Amid consensus that OSHA''s 30-year old safety standard for cranes is out of date, stakeholders are expecting the agency will soon release a notice about updating the standard through negotiated rulemaking. As of early April there was no indication from OSHA of when, nor a confirmation of whether, a notice of the move might appear in the Federal Register. The item "Cranes, Derricks, Hoists, Elevators, and Conveyors," is listed in the "prerule stage" on the most recent regulatory agenda, published Dec. 3, 2001.
There appears to be no doubt that OSHA is working on updating of the crane rule through negotiated rulemaking for Graham Brent, executive director of the National Commission for the Certification of Crane Operators (NCCCO). Brent, like other stakeholders, believes revising the old rule is overdue.
"The crane rule is 30 years old, and in that time industry thinking has changed, as has the technology," he said. From the NCCCO perspective, operator qualifications are not adequately addressed in the current OSHA rule, which referenced a 1968 version of an American National Standards Institute (ANSI) standard.
Cranes have become more sophisticated in the intervening decades, according to a union official at the International Union of Operating Engineers.
"Hydraulic cranes were almost non-existent back in the 60''s," said the official. "Now most cranes are hydraulic." As a result, crane operators have to understand more about the machine and load charts; they cannot rely on feeling the crane start to tip to determine whether it is over-loaded.
John Molovich, safety and health representative for the United Steelworkers of America, is a veteran of negotiated rulemaking for the steel erection rule SENRAC. He said he expects OSHA will use this process to update the crane rule, and added that he thinks OSHA also ought to update the general industry standard for overhead cranes.

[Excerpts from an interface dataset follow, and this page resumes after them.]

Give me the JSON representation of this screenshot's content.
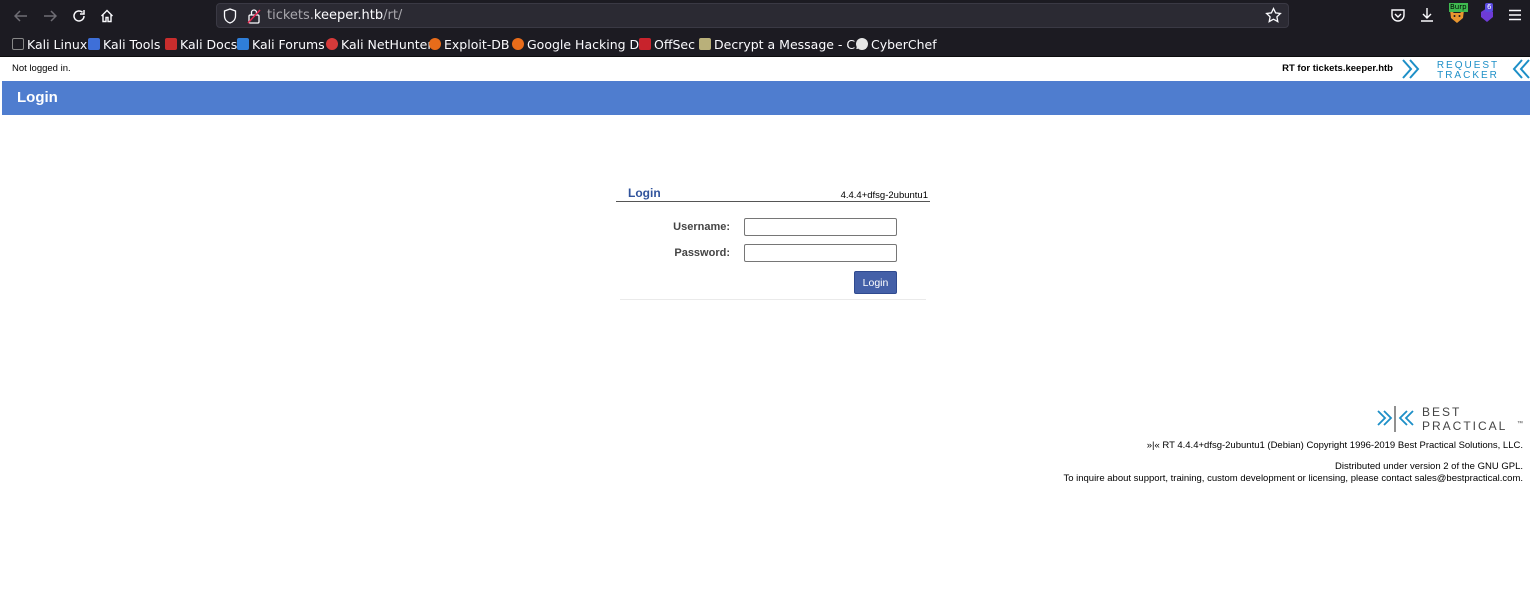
{
  "browser": {
    "url_prefix": "tickets.",
    "url_host": "keeper.htb",
    "url_path": "/rt/",
    "bookmarks": [
      {
        "label": "Kali Linux",
        "icon": "kali-dragon-icon"
      },
      {
        "label": "Kali Tools",
        "icon": "kali-tools-icon"
      },
      {
        "label": "Kali Docs",
        "icon": "kali-docs-icon"
      },
      {
        "label": "Kali Forums",
        "icon": "kali-forums-icon"
      },
      {
        "label": "Kali NetHunter",
        "icon": "kali-nethunter-icon"
      },
      {
        "label": "Exploit-DB",
        "icon": "exploit-db-icon"
      },
      {
        "label": "Google Hacking DB",
        "icon": "ghdb-icon"
      },
      {
        "label": "OffSec",
        "icon": "offsec-icon"
      },
      {
        "label": "Decrypt a Message - C...",
        "icon": "decrypt-icon"
      },
      {
        "label": "CyberChef",
        "icon": "cyberchef-icon"
      }
    ],
    "extension_badge": "6",
    "burp_label": "Burp"
  },
  "rt": {
    "not_logged_in": "Not logged in.",
    "rt_for": "RT for tickets.keeper.htb",
    "logo_line1": "REQUEST",
    "logo_line2": "TRACKER",
    "page_title": "Login",
    "login_box": {
      "title": "Login",
      "version": "4.4.4+dfsg-2ubuntu1",
      "username_label": "Username:",
      "username_value": "",
      "password_label": "Password:",
      "password_value": "",
      "submit_label": "Login"
    },
    "footer": {
      "bp_logo_line1": "BEST",
      "bp_logo_line2": "PRACTICAL",
      "bp_logo_tm": "™",
      "copyright": "»|« RT 4.4.4+dfsg-2ubuntu1 (Debian) Copyright 1996-2019 Best Practical Solutions, LLC.",
      "license": "Distributed under version 2 of the GNU GPL.",
      "contact": "To inquire about support, training, custom development or licensing, please contact sales@bestpractical.com."
    }
  },
  "colors": {
    "chrome_bg": "#1c1b22",
    "header_blue": "#4f7dcf",
    "login_title": "#30539c",
    "button_blue": "#4460a8",
    "logo_teal": "#1d8fc7"
  }
}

"In the past this took a back seat to hotter issues, like ergonomics," he said. "I and my organization would like to see them attack both rules."
By James Nash